■ DESCRIPTION OF THE TASK ■
Report how many lines in the data include the string "JSON", and add nothing else.

Component data from apps and pages:
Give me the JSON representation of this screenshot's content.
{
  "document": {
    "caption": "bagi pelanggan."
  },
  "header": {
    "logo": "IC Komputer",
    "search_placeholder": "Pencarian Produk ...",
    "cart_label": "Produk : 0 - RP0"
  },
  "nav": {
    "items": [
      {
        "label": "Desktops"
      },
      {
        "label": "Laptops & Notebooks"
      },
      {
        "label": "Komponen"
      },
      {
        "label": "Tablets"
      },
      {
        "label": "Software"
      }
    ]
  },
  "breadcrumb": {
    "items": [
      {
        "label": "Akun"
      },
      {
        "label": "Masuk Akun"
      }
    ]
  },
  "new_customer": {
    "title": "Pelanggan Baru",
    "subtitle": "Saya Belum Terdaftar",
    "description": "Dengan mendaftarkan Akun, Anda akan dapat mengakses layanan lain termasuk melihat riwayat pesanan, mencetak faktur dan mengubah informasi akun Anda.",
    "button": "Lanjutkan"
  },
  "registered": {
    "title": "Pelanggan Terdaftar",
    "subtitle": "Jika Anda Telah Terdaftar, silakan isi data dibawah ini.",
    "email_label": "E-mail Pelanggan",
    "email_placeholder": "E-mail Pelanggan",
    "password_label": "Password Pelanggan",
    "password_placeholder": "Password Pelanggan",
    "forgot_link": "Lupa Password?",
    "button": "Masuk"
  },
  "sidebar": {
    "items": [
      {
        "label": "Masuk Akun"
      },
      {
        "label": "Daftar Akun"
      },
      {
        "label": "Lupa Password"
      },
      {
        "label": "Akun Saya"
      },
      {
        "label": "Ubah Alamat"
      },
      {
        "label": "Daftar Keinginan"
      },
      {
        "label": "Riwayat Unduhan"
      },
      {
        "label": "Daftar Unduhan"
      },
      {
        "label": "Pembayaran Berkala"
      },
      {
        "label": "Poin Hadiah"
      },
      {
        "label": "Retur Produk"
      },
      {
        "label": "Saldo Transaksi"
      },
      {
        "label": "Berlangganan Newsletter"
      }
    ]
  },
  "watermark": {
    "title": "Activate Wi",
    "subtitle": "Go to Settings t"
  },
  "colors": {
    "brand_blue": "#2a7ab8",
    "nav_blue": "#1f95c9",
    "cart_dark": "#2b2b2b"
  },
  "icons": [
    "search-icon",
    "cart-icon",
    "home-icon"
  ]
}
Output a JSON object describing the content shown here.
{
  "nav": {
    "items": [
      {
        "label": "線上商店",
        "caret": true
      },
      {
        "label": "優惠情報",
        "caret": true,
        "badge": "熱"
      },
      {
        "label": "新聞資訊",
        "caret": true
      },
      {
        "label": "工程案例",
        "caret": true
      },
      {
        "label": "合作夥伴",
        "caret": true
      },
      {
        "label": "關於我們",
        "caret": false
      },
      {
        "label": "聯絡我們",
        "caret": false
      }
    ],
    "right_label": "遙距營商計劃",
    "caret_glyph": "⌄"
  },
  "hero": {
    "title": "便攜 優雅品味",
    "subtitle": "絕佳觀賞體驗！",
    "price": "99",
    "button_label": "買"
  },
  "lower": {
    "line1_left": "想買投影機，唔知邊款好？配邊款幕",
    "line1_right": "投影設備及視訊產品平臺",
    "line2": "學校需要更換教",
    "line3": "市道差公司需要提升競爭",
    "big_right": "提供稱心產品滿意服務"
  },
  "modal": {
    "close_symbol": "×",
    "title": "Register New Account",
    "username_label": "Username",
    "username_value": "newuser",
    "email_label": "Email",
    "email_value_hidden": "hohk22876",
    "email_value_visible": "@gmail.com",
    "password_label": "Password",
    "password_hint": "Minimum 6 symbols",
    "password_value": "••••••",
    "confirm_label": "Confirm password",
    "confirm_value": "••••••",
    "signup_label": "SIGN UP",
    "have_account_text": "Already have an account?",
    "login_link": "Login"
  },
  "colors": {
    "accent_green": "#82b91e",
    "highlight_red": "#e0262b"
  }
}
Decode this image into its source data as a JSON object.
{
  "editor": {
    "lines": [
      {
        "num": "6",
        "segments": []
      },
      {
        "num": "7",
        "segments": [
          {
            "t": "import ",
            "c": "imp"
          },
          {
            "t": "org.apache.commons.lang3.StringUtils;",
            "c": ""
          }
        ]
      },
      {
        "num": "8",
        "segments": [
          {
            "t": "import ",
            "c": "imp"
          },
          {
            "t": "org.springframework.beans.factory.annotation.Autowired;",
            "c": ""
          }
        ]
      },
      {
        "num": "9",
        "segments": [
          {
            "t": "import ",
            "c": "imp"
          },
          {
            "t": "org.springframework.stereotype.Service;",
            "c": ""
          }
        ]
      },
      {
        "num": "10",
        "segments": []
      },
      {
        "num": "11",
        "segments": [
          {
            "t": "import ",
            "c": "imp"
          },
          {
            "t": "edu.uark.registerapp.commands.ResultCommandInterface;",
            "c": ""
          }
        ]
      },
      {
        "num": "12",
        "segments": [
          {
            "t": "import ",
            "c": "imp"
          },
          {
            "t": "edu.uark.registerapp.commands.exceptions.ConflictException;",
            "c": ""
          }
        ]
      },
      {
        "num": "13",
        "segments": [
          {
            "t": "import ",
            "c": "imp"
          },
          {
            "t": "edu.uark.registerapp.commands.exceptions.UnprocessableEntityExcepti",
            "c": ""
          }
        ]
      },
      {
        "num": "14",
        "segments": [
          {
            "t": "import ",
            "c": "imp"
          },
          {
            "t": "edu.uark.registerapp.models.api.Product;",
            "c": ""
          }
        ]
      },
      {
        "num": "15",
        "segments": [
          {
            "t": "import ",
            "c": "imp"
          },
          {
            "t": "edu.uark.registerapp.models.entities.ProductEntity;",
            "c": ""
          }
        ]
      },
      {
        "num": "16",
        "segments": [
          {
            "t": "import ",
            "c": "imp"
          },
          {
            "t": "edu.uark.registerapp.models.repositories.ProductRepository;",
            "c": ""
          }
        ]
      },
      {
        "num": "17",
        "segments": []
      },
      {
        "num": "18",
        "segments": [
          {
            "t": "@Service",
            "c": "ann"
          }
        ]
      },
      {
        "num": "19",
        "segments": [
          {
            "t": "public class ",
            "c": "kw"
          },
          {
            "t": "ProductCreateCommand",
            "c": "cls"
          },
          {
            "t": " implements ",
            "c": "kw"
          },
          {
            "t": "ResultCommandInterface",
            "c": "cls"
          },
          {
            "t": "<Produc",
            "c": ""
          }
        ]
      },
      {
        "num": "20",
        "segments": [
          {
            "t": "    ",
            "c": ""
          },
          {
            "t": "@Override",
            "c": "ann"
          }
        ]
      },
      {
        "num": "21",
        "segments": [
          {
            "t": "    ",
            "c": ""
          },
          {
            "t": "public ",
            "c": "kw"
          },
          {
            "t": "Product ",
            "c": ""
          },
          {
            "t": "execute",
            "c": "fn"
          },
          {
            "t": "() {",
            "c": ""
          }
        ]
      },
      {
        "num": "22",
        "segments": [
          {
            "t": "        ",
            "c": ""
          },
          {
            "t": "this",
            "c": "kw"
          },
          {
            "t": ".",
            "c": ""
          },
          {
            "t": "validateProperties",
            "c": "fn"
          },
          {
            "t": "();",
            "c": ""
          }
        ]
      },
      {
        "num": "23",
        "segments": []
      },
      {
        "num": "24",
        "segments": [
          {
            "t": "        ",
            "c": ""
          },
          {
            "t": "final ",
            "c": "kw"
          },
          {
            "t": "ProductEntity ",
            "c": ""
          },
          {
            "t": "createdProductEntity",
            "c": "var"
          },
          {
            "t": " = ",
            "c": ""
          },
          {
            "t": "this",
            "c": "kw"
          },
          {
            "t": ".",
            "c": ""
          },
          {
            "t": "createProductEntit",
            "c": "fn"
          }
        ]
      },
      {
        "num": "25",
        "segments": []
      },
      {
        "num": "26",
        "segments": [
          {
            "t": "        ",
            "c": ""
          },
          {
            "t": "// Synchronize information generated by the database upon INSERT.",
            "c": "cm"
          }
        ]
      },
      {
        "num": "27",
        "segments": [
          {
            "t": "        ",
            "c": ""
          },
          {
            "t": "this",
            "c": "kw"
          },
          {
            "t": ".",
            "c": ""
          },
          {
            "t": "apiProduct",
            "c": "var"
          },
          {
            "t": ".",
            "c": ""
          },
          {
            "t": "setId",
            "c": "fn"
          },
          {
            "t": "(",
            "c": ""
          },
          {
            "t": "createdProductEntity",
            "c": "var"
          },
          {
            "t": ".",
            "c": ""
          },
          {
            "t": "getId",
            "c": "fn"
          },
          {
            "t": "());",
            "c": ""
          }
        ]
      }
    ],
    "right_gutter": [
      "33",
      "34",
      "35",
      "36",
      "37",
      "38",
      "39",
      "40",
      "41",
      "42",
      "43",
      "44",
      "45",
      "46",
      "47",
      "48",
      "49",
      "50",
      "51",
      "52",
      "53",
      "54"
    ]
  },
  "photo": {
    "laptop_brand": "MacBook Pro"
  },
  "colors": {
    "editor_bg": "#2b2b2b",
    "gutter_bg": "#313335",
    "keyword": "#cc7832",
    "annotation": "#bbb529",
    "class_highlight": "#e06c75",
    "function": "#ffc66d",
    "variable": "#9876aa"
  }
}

■ SOLUTION FOR THIS TASK ■
3